Original construction of the wall was completed in 1990, more than 10 years prior to Lawrence’s fall from the wall on April 6, 2001. Contractor acknowledged that a portion of the wall was rebuilt in 1994 after collapsing due to heavy rain.
At trial the contractor’s principal testified he purchased the property in March 1990, and contractor for the construction was both the developer and general contractor of an office park on the property. Contractor’s subcontractor constructed three retaining walls on the property in 1990.
Contractor’s principal also was the president of the board of directors for a not-for-profit corporation to whom contractor’s principal sold the property. On November 15, 1994, subsequent to sale of the property, a part of the south retaining wall fell over during a heavy rain.
Contractor then sued Subcontractor to recoup the new owner’s damages for rebuilding and repairing the wall. Contractor’s principal denied that contractor rebuilt the wall after it collapsed, but never identified who performed the work.
Lawrence stepped or fell off a portion of the wall that did not collapse and was not repaired.
Contractor raised the statute of repose as an affirmative defense to all of Schotts’ claims for injuries and filed motions for summary judgment, arguing that Schotts’ injury occurred more than 10 years after the construction of the wall was completed and, therefore, not timely. The trial court denied all of contractor’s motions.
After trial, a jury returned a verdict in favor of Schotts and against the contractor, but also found that Lawrence was 50% contributorily negligent. After a second jury trial on the proper amount of damages, the trial court entered a judgment on the jury’s verdict. The Contractor appealed.
The appellate court reversed the trial court judgment, holding that the Schotts’ claims were barred by the statute of repose because: (1) the work done to rebuild the retaining wall after it collapsed in 1994 did not constitute the “construction of an improvement to real property”; and (2) the portion of the wall that Lawrence stepped or fell from was not rebuilt in 1994.
The court reasoned that the 1994 retaining wall work was not an “improvement to real property” because the work simply returned the wall to its original condition. The value and use of the property was not enhanced.
In other words, unless there was performance of construction work on a completed project that exceeded the original project scope, increasing the value or use of the property, the 10-year statute of repose for construction damage liability does not restart.
DISTINCTION: The case dealt with the Illinois statute of repose. That involves the right to sue, not the different duty to correct.
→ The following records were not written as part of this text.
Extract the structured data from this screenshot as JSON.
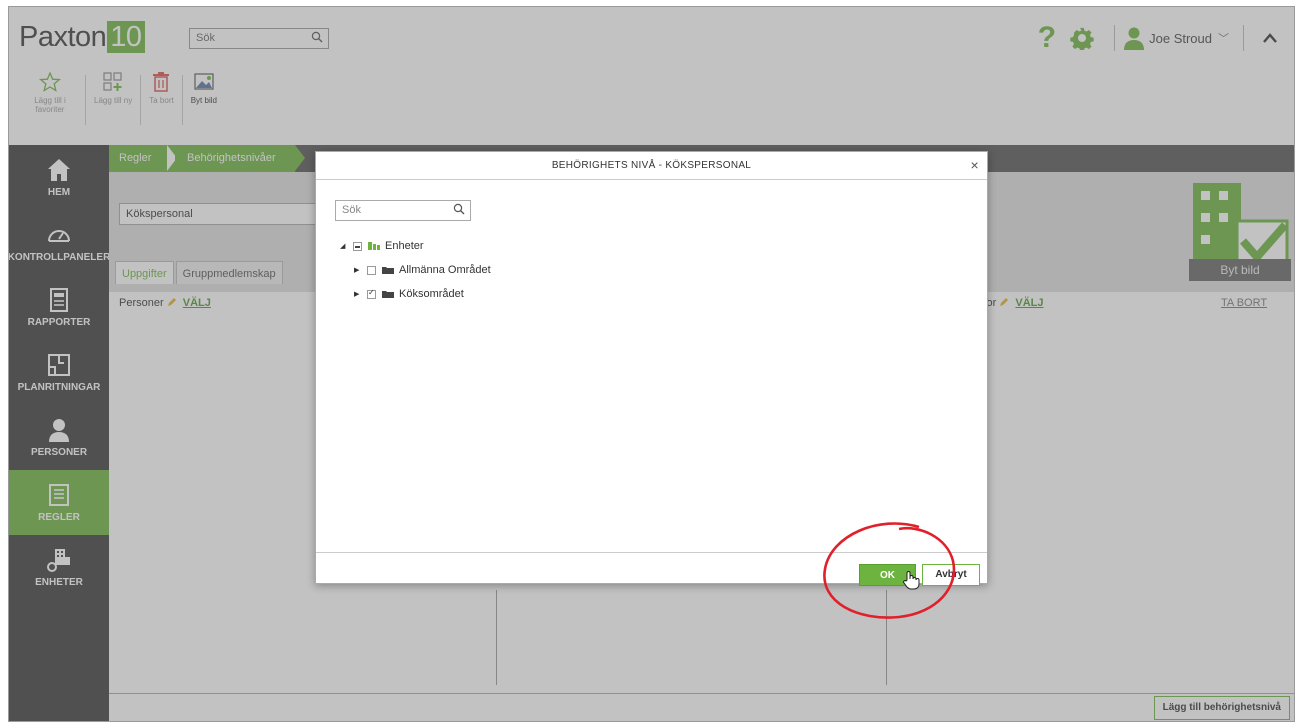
{
  "header": {
    "logo_text": "Paxton",
    "logo_number": "10",
    "search_placeholder": "Sök",
    "user_name": "Joe Stroud"
  },
  "toolbar": {
    "fav_label": "Lägg till i favoriter",
    "add_label": "Lägg till ny",
    "delete_label": "Ta bort",
    "image_label": "Byt bild"
  },
  "sidebar": {
    "items": [
      {
        "label": "HEM",
        "icon": "home-icon"
      },
      {
        "label": "KONTROLLPANELER",
        "icon": "dashboard-icon"
      },
      {
        "label": "RAPPORTER",
        "icon": "report-icon"
      },
      {
        "label": "PLANRITNINGAR",
        "icon": "floorplan-icon"
      },
      {
        "label": "PERSONER",
        "icon": "person-icon"
      },
      {
        "label": "REGLER",
        "icon": "rules-icon"
      },
      {
        "label": "ENHETER",
        "icon": "devices-icon"
      }
    ]
  },
  "breadcrumb": {
    "level1": "Regler",
    "level2": "Behörighetsnivåer"
  },
  "form": {
    "name_value": "Kökspersonal",
    "tabs": [
      "Uppgifter",
      "Gruppmedlemskap"
    ],
    "persons_label": "Personer",
    "select_label": "VÄLJ",
    "kor_label": "kor",
    "delete_link": "TA BORT",
    "change_image": "Byt bild",
    "add_level_button": "Lägg till behörighetsnivå"
  },
  "modal": {
    "title": "BEHÖRIGHETS NIVÅ - KÖKSPERSONAL",
    "close": "×",
    "search_placeholder": "Sök",
    "tree": {
      "root": "Enheter",
      "children": [
        "Allmänna Området",
        "Köksområdet"
      ]
    },
    "ok_label": "OK",
    "cancel_label": "Avbryt"
  },
  "colors": {
    "accent": "#6cb33f",
    "sidebar": "#3b3b3b",
    "annotation": "#e0202a"
  }
}
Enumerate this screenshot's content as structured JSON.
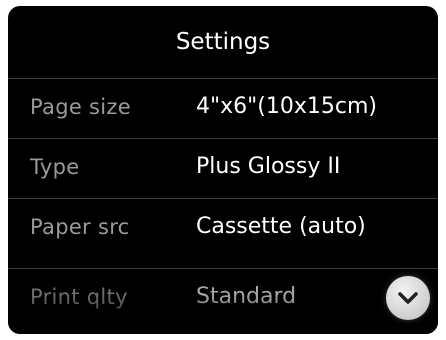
{
  "header": {
    "title": "Settings"
  },
  "settings": [
    {
      "label": "Page size",
      "value": "4\"x6\"(10x15cm)"
    },
    {
      "label": "Type",
      "value": "Plus Glossy II"
    },
    {
      "label": "Paper src",
      "value": "Cassette (auto)"
    },
    {
      "label": "Print qlty",
      "value": "Standard"
    }
  ],
  "scroll_down_icon": "chevron-down-icon",
  "colors": {
    "background": "#000000",
    "label": "#9a9a9a",
    "value": "#ffffff"
  }
}
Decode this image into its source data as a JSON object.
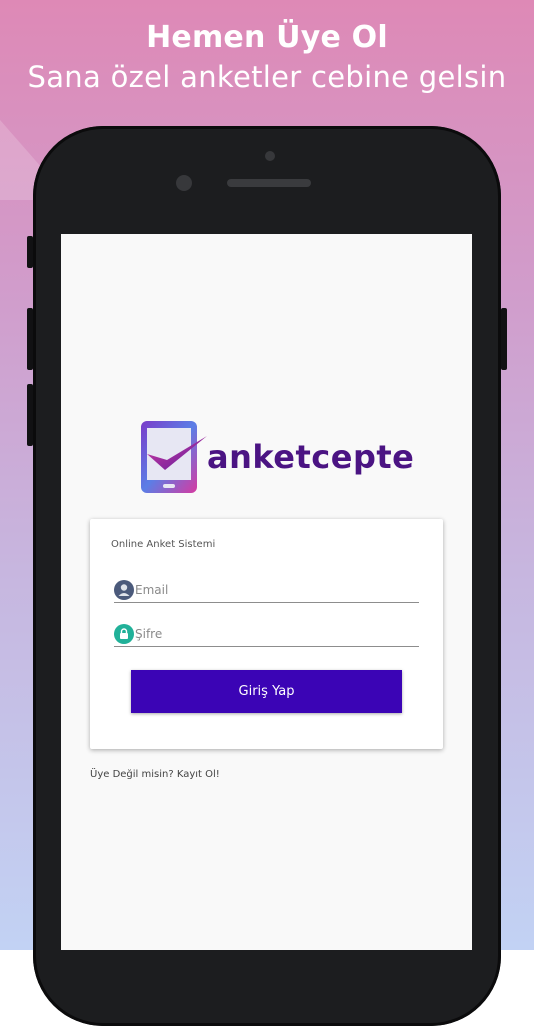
{
  "promo": {
    "headline": "Hemen Üye Ol",
    "subline": "Sana özel anketler cebine gelsin"
  },
  "logo": {
    "brand_text": "anketcepte",
    "brand_color": "#4b1483"
  },
  "login_card": {
    "title": "Online Anket Sistemi",
    "email": {
      "placeholder": "Email",
      "value": ""
    },
    "password": {
      "placeholder": "Şifre",
      "value": ""
    },
    "submit_label": "Giriş Yap",
    "accent_color": "#3b04b5"
  },
  "register_link": "Üye Değil misin? Kayıt Ol!",
  "icons": {
    "email": "user-icon",
    "password": "lock-icon"
  }
}
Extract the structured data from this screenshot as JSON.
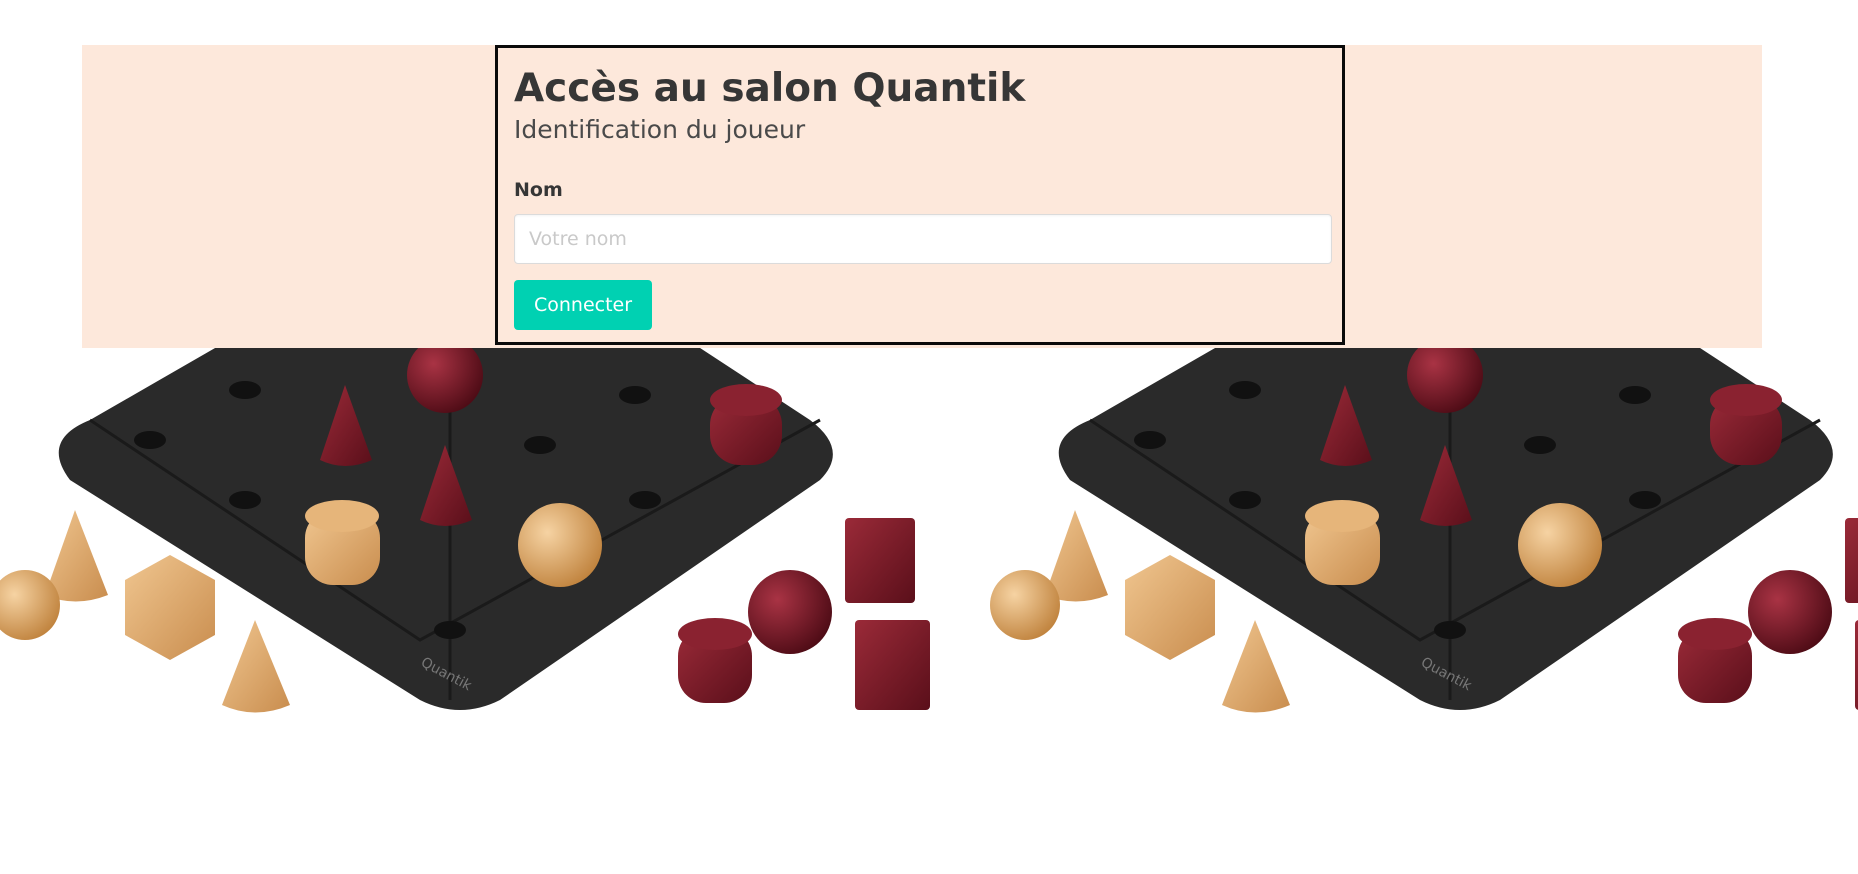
{
  "login": {
    "title": "Accès au salon Quantik",
    "subtitle": "Identification du joueur",
    "name_label": "Nom",
    "name_placeholder": "Votre nom",
    "name_value": "",
    "submit_label": "Connecter"
  },
  "colors": {
    "banner_background": "#fde8db",
    "button_background": "#00d1b2",
    "box_border": "#0a0a0a",
    "board": "#2e2e2e",
    "light_wood": "#d9a46a",
    "dark_wood": "#6e1420"
  },
  "background": {
    "image": "quantik-board-with-wooden-pieces",
    "board_brand": "Quantik"
  }
}
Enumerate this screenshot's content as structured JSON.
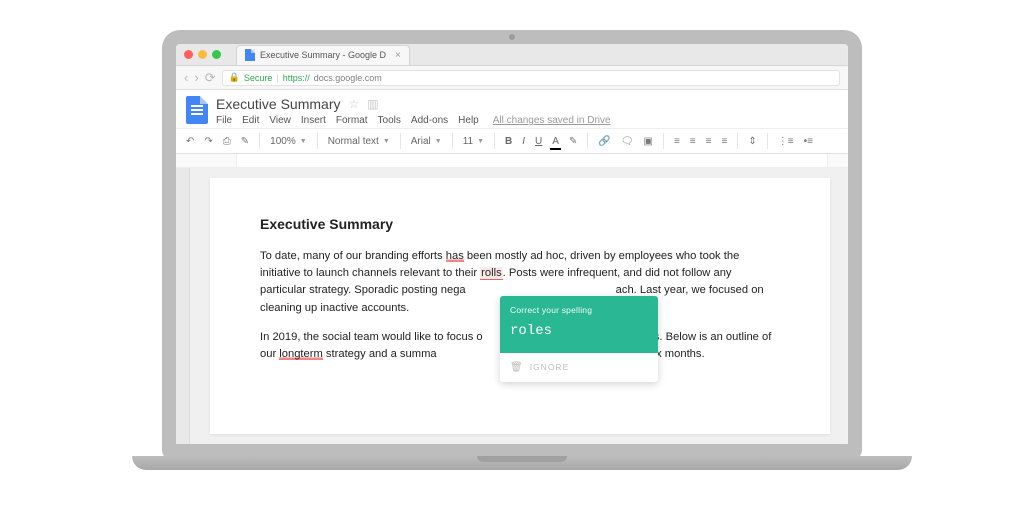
{
  "browser": {
    "tab_title": "Executive Summary - Google D",
    "secure_label": "Secure",
    "url_protocol": "https://",
    "url_host": "docs.google.com"
  },
  "docs": {
    "title": "Executive Summary",
    "menus": [
      "File",
      "Edit",
      "View",
      "Insert",
      "Format",
      "Tools",
      "Add-ons",
      "Help"
    ],
    "save_status": "All changes saved in Drive",
    "toolbar": {
      "zoom": "100%",
      "style": "Normal text",
      "font": "Arial",
      "size": "11"
    }
  },
  "document": {
    "heading": "Executive Summary",
    "p1_a": "To date, many of our branding efforts ",
    "p1_err1": "has",
    "p1_b": " been mostly ad hoc, driven by employees who took the initiative to launch channels relevant to their ",
    "p1_err2": "rolls",
    "p1_c": ". Posts were infrequent, and did not follow any particular strategy. Sporadic posting nega",
    "p1_gap1": "",
    "p1_d": "ach. Last year, we focused on cleaning up inactive accounts.",
    "p2_a": "In 2019, the social team would like to focus o",
    "p2_gap1": "",
    "p2_b": "nnels. Below is an outline of our ",
    "p2_err1": "longterm",
    "p2_c": " strategy and a summa",
    "p2_gap2": "",
    "p2_d": "mplete in the next six months."
  },
  "popup": {
    "hint": "Correct your spelling",
    "suggestion": "roles",
    "ignore": "IGNORE"
  }
}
Contracts often say that a contractor’s duty to correct will restart the clock on that particular duty. Normally, though, that duty applies for much shorter period than the statute of repose (depending on how often that clock is restarted).